From the data that follows, copy every line holding the string "Infrastructure".

Given data ▸
_ _ _ _ _
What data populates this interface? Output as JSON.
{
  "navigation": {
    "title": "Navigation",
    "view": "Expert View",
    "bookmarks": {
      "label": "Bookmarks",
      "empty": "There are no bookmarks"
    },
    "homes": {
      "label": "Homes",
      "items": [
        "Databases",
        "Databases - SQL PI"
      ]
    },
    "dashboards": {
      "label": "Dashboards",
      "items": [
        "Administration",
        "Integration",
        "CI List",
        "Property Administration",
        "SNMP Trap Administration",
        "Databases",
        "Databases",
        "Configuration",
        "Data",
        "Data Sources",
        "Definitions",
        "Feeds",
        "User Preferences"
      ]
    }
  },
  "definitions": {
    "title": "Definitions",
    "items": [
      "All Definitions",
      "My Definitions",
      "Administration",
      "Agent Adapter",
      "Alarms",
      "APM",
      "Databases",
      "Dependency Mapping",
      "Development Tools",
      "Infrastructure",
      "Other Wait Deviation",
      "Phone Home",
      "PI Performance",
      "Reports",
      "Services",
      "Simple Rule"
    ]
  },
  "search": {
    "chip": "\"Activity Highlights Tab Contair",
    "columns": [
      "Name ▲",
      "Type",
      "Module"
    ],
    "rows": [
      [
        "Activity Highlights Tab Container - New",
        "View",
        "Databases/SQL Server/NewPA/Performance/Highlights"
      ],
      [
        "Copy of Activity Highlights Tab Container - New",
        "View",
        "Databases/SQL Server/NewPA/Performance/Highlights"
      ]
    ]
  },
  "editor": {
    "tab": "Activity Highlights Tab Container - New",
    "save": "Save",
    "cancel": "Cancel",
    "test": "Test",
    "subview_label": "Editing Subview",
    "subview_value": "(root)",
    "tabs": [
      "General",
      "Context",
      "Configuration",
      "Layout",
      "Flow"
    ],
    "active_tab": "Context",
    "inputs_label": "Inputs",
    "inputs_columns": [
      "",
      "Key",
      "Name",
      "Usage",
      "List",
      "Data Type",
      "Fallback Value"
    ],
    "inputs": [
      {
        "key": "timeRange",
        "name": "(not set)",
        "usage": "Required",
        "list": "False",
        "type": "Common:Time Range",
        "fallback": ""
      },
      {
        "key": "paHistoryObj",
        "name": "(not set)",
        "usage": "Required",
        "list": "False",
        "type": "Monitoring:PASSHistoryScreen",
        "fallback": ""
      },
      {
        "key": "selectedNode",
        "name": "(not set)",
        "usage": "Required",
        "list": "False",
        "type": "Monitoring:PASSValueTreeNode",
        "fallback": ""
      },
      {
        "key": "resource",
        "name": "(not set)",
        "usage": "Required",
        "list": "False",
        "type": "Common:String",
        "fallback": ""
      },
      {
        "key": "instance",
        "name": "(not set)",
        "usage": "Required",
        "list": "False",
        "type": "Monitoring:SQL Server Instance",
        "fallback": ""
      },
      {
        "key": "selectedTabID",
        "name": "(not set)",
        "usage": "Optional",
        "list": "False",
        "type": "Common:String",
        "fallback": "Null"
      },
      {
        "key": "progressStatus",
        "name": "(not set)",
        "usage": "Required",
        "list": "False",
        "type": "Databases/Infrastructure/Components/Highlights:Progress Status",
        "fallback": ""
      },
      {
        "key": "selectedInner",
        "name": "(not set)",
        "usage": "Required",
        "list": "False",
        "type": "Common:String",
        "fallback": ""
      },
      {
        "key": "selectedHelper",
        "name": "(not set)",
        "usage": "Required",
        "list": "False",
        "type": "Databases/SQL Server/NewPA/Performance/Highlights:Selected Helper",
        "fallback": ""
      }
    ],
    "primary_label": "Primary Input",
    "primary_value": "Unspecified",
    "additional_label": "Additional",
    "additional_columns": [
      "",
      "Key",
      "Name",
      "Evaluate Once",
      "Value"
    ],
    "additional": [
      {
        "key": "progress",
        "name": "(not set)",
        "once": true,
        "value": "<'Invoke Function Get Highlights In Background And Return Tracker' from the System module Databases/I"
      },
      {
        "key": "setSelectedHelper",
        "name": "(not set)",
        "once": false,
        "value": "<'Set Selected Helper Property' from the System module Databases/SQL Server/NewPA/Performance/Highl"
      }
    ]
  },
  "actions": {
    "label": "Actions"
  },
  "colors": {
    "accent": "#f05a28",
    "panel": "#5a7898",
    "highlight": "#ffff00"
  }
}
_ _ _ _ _
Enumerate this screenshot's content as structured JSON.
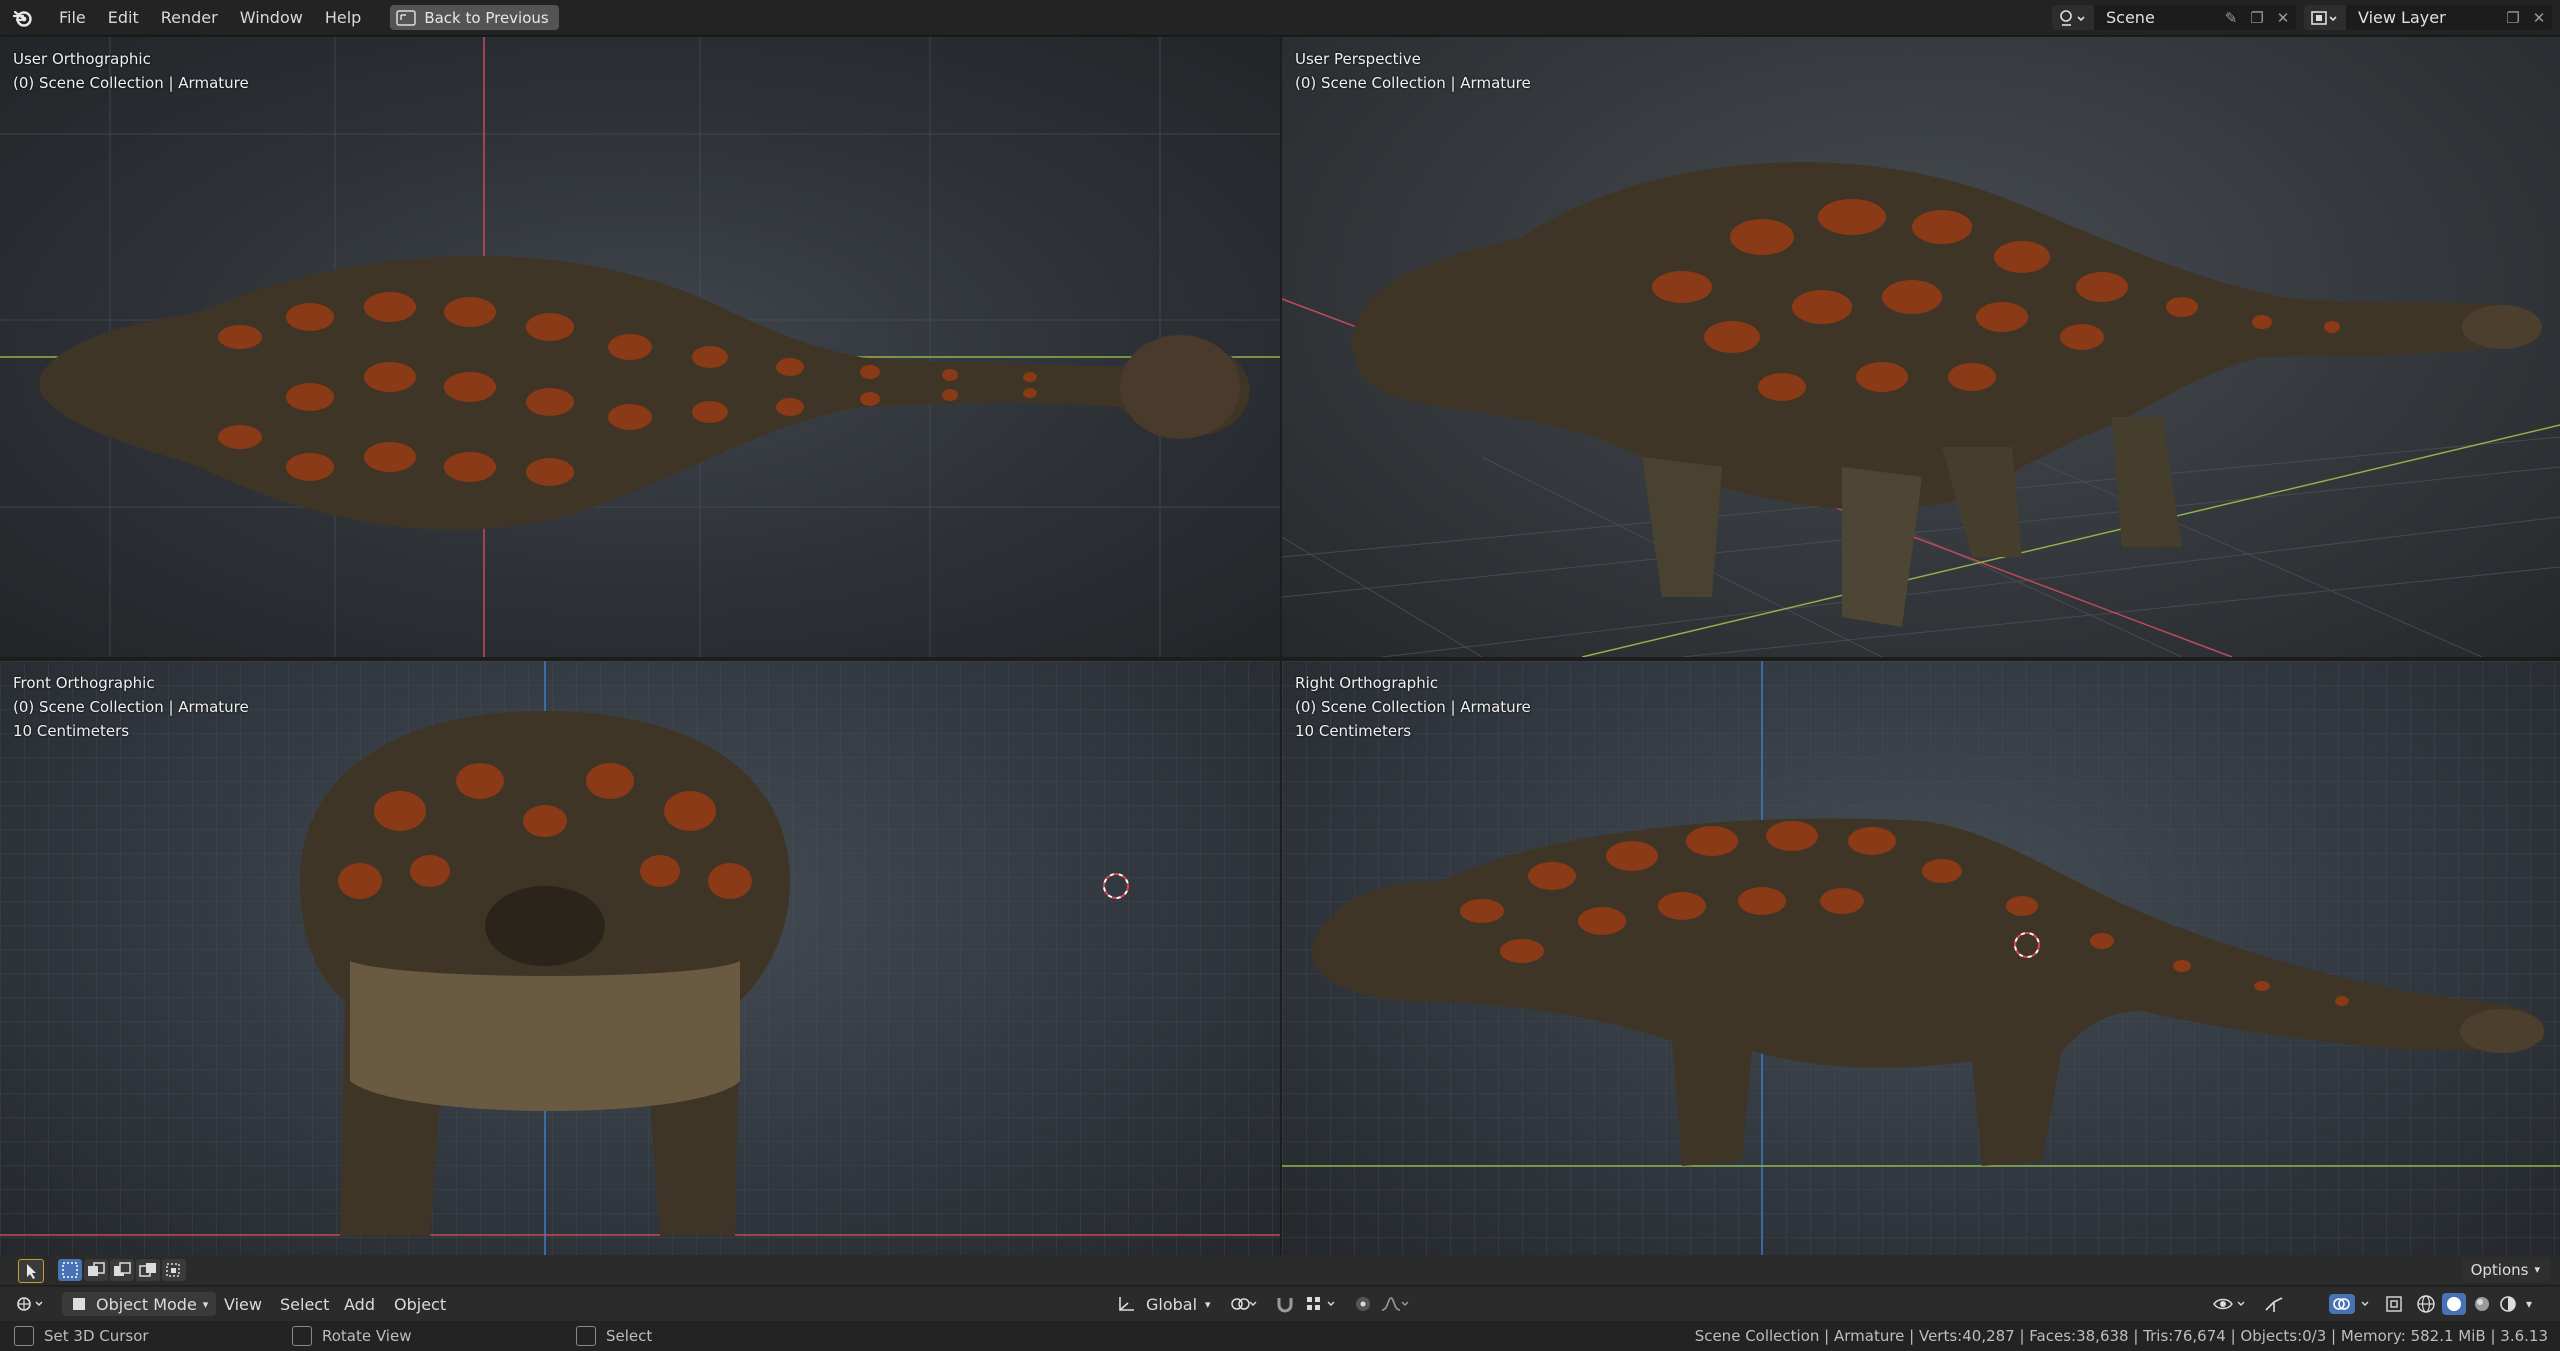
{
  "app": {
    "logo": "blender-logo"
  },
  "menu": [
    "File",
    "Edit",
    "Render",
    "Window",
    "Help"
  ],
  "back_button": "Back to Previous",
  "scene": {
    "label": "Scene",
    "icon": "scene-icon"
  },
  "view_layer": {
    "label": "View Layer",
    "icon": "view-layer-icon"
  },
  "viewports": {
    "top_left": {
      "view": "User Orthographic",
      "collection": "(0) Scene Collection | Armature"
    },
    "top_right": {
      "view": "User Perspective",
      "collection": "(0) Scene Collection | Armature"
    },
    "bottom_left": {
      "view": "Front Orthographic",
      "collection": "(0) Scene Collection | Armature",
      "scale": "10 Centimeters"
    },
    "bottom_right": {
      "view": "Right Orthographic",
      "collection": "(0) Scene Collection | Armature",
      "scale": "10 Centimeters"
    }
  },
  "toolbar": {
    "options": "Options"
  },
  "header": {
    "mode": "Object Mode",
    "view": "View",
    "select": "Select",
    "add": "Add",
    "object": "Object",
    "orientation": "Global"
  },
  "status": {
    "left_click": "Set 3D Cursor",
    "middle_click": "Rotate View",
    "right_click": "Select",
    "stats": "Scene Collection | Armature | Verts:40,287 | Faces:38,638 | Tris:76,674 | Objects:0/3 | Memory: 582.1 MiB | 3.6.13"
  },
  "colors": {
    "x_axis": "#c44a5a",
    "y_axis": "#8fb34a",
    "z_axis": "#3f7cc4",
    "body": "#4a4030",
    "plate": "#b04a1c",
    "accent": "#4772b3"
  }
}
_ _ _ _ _
Answer area ▸
      "Infrastructure",
        "type": "Databases/Infrastructure/Components/Highlights:Progress Status",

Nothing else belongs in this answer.